━━━ Supplied entries

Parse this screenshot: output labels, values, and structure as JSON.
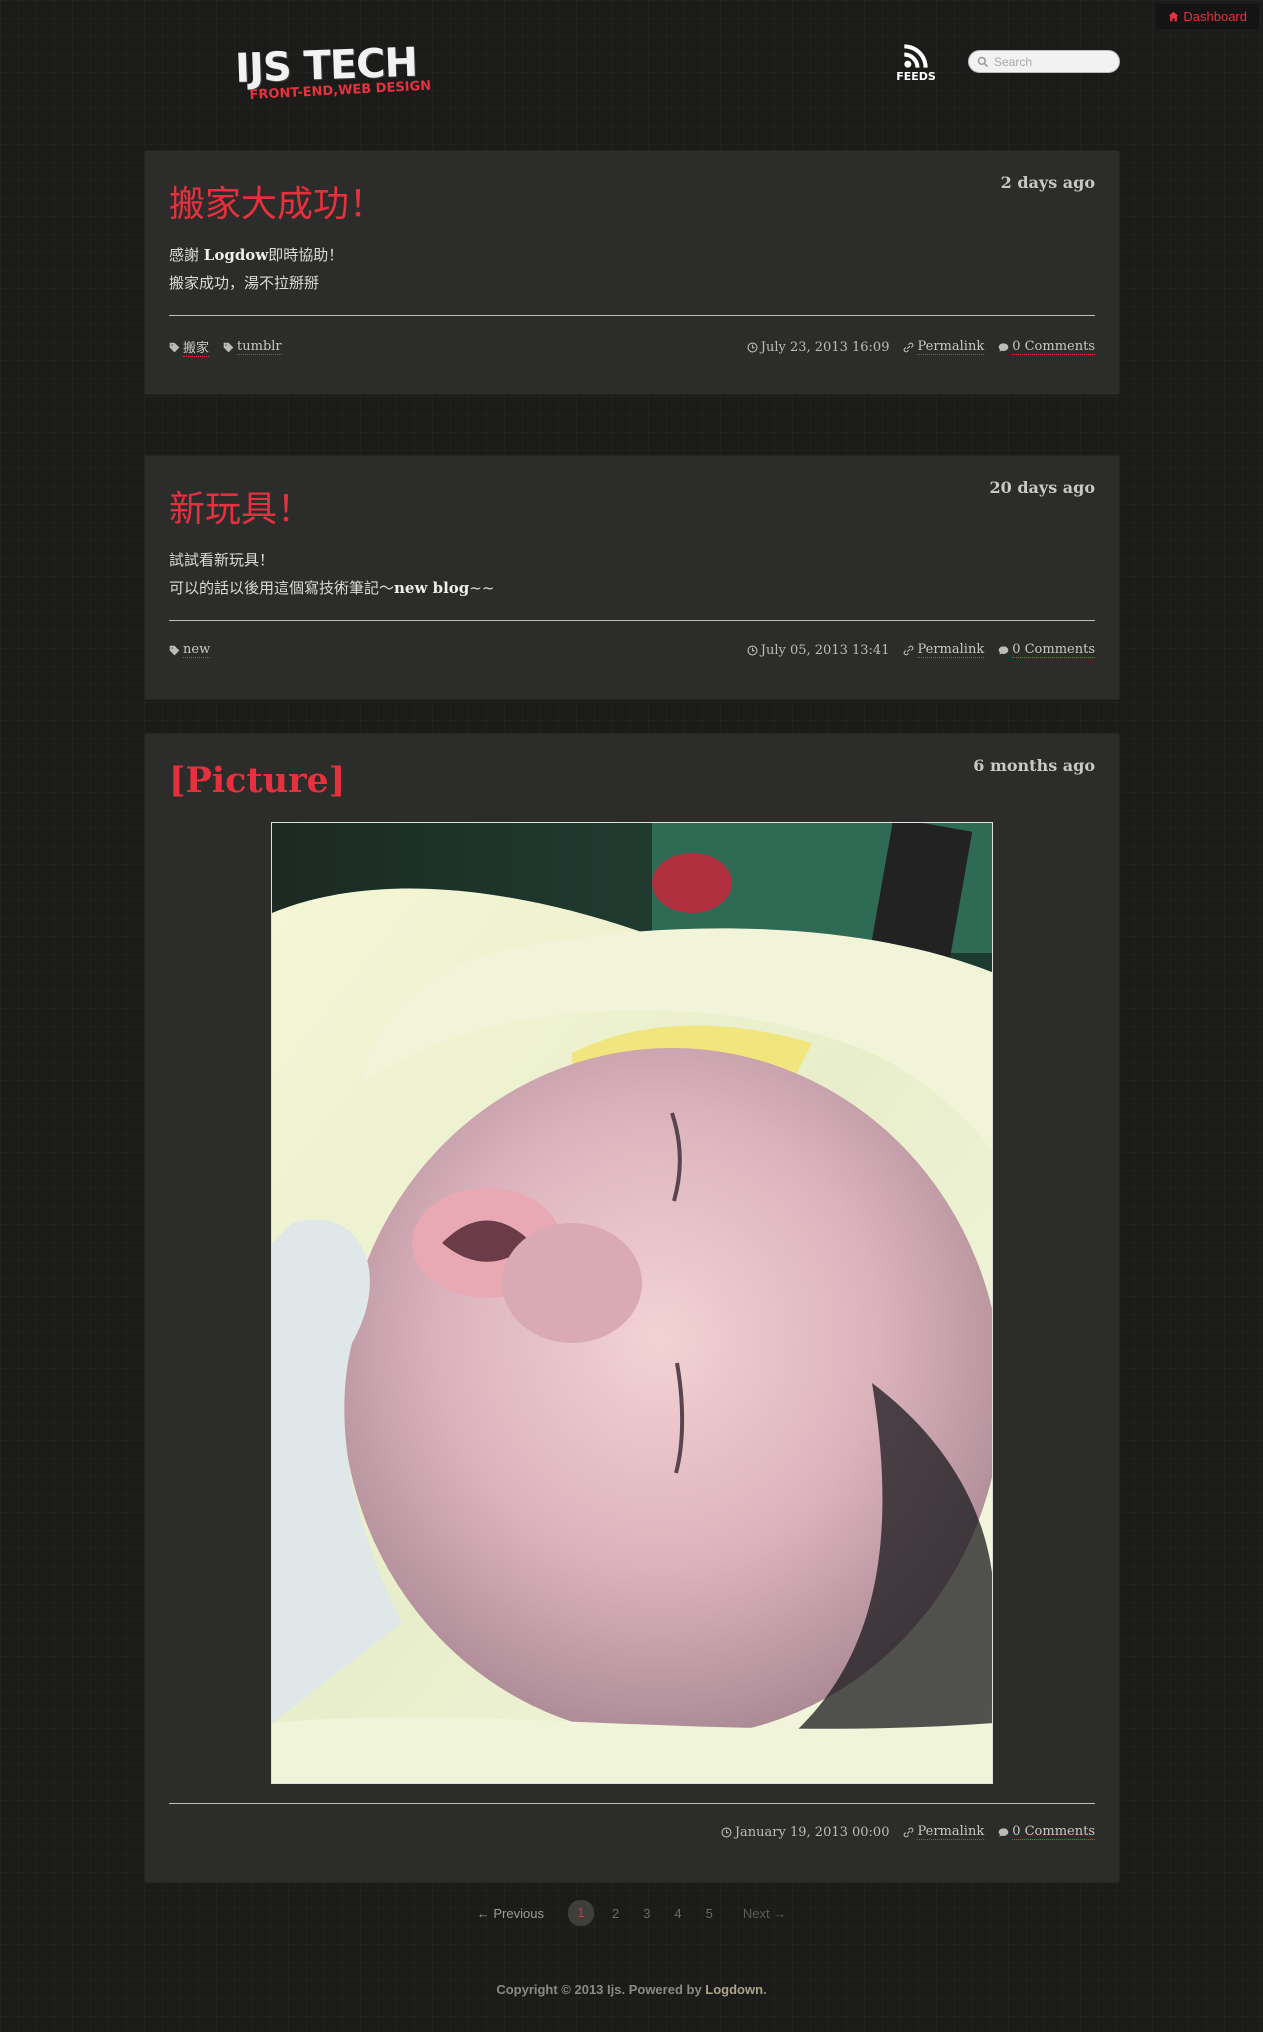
{
  "topbar": {
    "dashboard_label": "Dashboard"
  },
  "header": {
    "logo_text": "IJS TECH",
    "logo_subtitle": "FRONT-END,WEB DESIGN",
    "feeds_label": "FEEDS",
    "search_placeholder": "Search"
  },
  "posts": [
    {
      "title": "搬家大成功！",
      "age": "2 days ago",
      "body_lines": [
        "感謝 ",
        "Logdow",
        "即時協助！",
        "搬家成功，湯不拉掰掰"
      ],
      "tags": [
        "搬家",
        "tumblr"
      ],
      "date": "July 23, 2013 16:09",
      "permalink": "Permalink",
      "comments": "0 Comments"
    },
    {
      "title": "新玩具！",
      "age": "20 days ago",
      "body_lines": [
        "試試看新玩具！",
        "可以的話以後用這個寫技術筆記～",
        "new blog",
        "~~"
      ],
      "tags": [
        "new"
      ],
      "date": "July 05, 2013 13:41",
      "permalink": "Permalink",
      "comments": "0 Comments"
    },
    {
      "title": "[Picture]",
      "age": "6 months ago",
      "date": "January 19, 2013 00:00",
      "permalink": "Permalink",
      "comments": "0 Comments"
    }
  ],
  "pagination": {
    "previous": "← Previous",
    "pages": [
      "1",
      "2",
      "3",
      "4",
      "5"
    ],
    "current": "1",
    "next": "Next →"
  },
  "footer": {
    "copyright": "Copyright © 2013 Ijs. Powered by ",
    "powered_link": "Logdown",
    "end": "."
  },
  "colors": {
    "accent": "#e6303e",
    "panel": "#2c2c2b",
    "background": "#1b1b19"
  }
}
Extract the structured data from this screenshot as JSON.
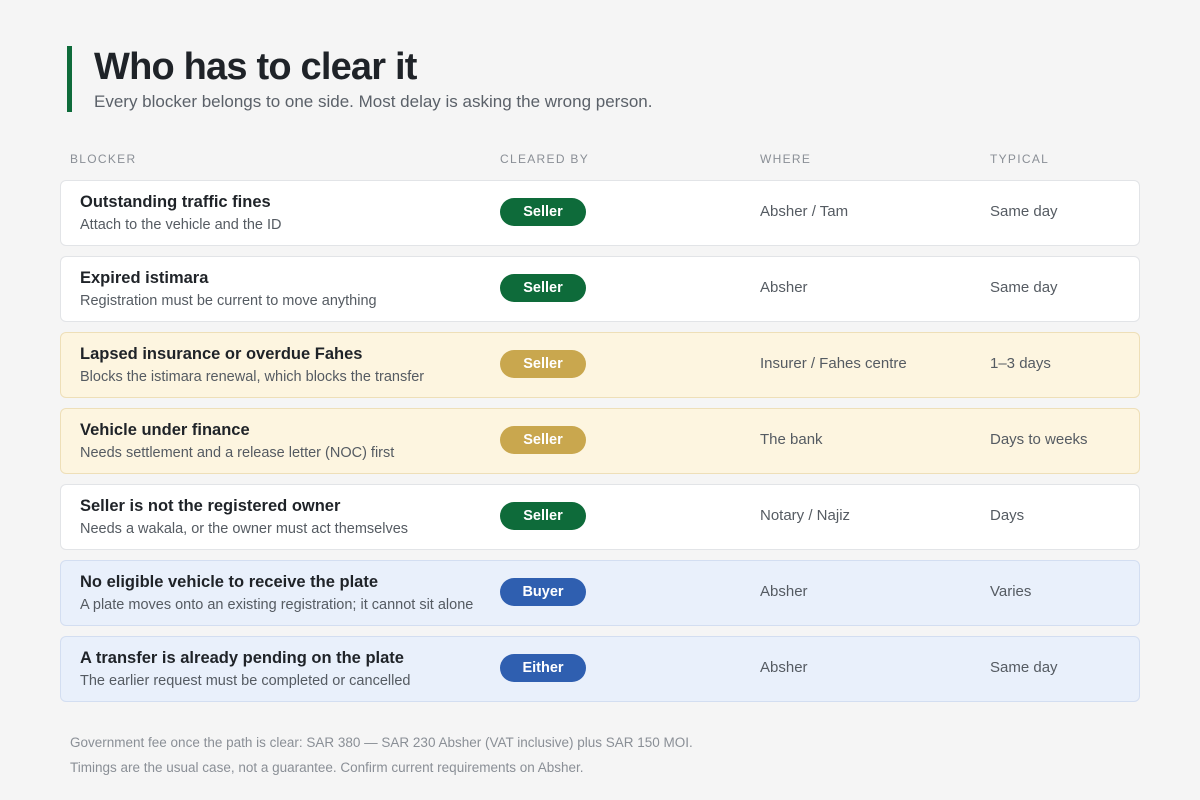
{
  "header": {
    "title": "Who has to clear it",
    "subtitle": "Every blocker belongs to one side. Most delay is asking the wrong person."
  },
  "columns": {
    "blocker": "BLOCKER",
    "cleared_by": "CLEARED BY",
    "where": "WHERE",
    "typical": "TYPICAL"
  },
  "colors": {
    "accent": "#0e6b3a",
    "seller": "#0e6b3a",
    "seller_muted": "#c9a74e",
    "buyer": "#2f5fb0",
    "yellow_tint": "#fdf5e0",
    "blue_tint": "#e9f0fb"
  },
  "rows": [
    {
      "title": "Outstanding traffic fines",
      "desc": "Attach to the vehicle and the ID",
      "cleared_by": "Seller",
      "where": "Absher / Tam",
      "typical": "Same day"
    },
    {
      "title": "Expired istimara",
      "desc": "Registration must be current to move anything",
      "cleared_by": "Seller",
      "where": "Absher",
      "typical": "Same day"
    },
    {
      "title": "Lapsed insurance or overdue Fahes",
      "desc": "Blocks the istimara renewal, which blocks the transfer",
      "cleared_by": "Seller",
      "where": "Insurer / Fahes centre",
      "typical": "1–3 days"
    },
    {
      "title": "Vehicle under finance",
      "desc": "Needs settlement and a release letter (NOC) first",
      "cleared_by": "Seller",
      "where": "The bank",
      "typical": "Days to weeks"
    },
    {
      "title": "Seller is not the registered owner",
      "desc": "Needs a wakala, or the owner must act themselves",
      "cleared_by": "Seller",
      "where": "Notary / Najiz",
      "typical": "Days"
    },
    {
      "title": "No eligible vehicle to receive the plate",
      "desc": "A plate moves onto an existing registration; it cannot sit alone",
      "cleared_by": "Buyer",
      "where": "Absher",
      "typical": "Varies"
    },
    {
      "title": "A transfer is already pending on the plate",
      "desc": "The earlier request must be completed or cancelled",
      "cleared_by": "Either",
      "where": "Absher",
      "typical": "Same day"
    }
  ],
  "footer": {
    "line1": "Government fee once the path is clear: SAR 380 — SAR 230 Absher (VAT inclusive) plus SAR 150 MOI.",
    "line2": "Timings are the usual case, not a guarantee. Confirm current requirements on Absher."
  }
}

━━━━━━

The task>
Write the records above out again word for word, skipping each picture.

Task output>
Parse this screenshot: output labels, values, and structure as JSON.
{
  "topbar": {
    "dashboard_label": "Dashboard"
  },
  "header": {
    "logo_text": "IJS TECH",
    "logo_subtitle": "FRONT-END,WEB DESIGN",
    "feeds_label": "FEEDS",
    "search_placeholder": "Search"
  },
  "posts": [
    {
      "title": "搬家大成功！",
      "age": "2 days ago",
      "body_lines": [
        "感謝 ",
        "Logdow",
        "即時協助！",
        "搬家成功，湯不拉掰掰"
      ],
      "tags": [
        "搬家",
        "tumblr"
      ],
      "date": "July 23, 2013 16:09",
      "permalink": "Permalink",
      "comments": "0 Comments"
    },
    {
      "title": "新玩具！",
      "age": "20 days ago",
      "body_lines": [
        "試試看新玩具！",
        "可以的話以後用這個寫技術筆記～",
        "new blog",
        "~~"
      ],
      "tags": [
        "new"
      ],
      "date": "July 05, 2013 13:41",
      "permalink": "Permalink",
      "comments": "0 Comments"
    },
    {
      "title": "[Picture]",
      "age": "6 months ago",
      "date": "January 19, 2013 00:00",
      "permalink": "Permalink",
      "comments": "0 Comments"
    }
  ],
  "pagination": {
    "previous": "← Previous",
    "pages": [
      "1",
      "2",
      "3",
      "4",
      "5"
    ],
    "current": "1",
    "next": "Next →"
  },
  "footer": {
    "copyright": "Copyright © 2013 Ijs. Powered by ",
    "powered_link": "Logdown",
    "end": "."
  },
  "colors": {
    "accent": "#e6303e",
    "panel": "#2c2c2b",
    "background": "#1b1b19"
  }
}
Extract the structured data from this screenshot as JSON.
{
  "header": {
    "title": "Who has to clear it",
    "subtitle": "Every blocker belongs to one side. Most delay is asking the wrong person."
  },
  "columns": {
    "blocker": "BLOCKER",
    "cleared_by": "CLEARED BY",
    "where": "WHERE",
    "typical": "TYPICAL"
  },
  "colors": {
    "accent": "#0e6b3a",
    "seller": "#0e6b3a",
    "seller_muted": "#c9a74e",
    "buyer": "#2f5fb0",
    "yellow_tint": "#fdf5e0",
    "blue_tint": "#e9f0fb"
  },
  "rows": [
    {
      "title": "Outstanding traffic fines",
      "desc": "Attach to the vehicle and the ID",
      "cleared_by": "Seller",
      "where": "Absher / Tam",
      "typical": "Same day"
    },
    {
      "title": "Expired istimara",
      "desc": "Registration must be current to move anything",
      "cleared_by": "Seller",
      "where": "Absher",
      "typical": "Same day"
    },
    {
      "title": "Lapsed insurance or overdue Fahes",
      "desc": "Blocks the istimara renewal, which blocks the transfer",
      "cleared_by": "Seller",
      "where": "Insurer / Fahes centre",
      "typical": "1–3 days"
    },
    {
      "title": "Vehicle under finance",
      "desc": "Needs settlement and a release letter (NOC) first",
      "cleared_by": "Seller",
      "where": "The bank",
      "typical": "Days to weeks"
    },
    {
      "title": "Seller is not the registered owner",
      "desc": "Needs a wakala, or the owner must act themselves",
      "cleared_by": "Seller",
      "where": "Notary / Najiz",
      "typical": "Days"
    },
    {
      "title": "No eligible vehicle to receive the plate",
      "desc": "A plate moves onto an existing registration; it cannot sit alone",
      "cleared_by": "Buyer",
      "where": "Absher",
      "typical": "Varies"
    },
    {
      "title": "A transfer is already pending on the plate",
      "desc": "The earlier request must be completed or cancelled",
      "cleared_by": "Either",
      "where": "Absher",
      "typical": "Same day"
    }
  ],
  "footer": {
    "line1": "Government fee once the path is clear: SAR 380 — SAR 230 Absher (VAT inclusive) plus SAR 150 MOI.",
    "line2": "Timings are the usual case, not a guarantee. Confirm current requirements on Absher."
  }
}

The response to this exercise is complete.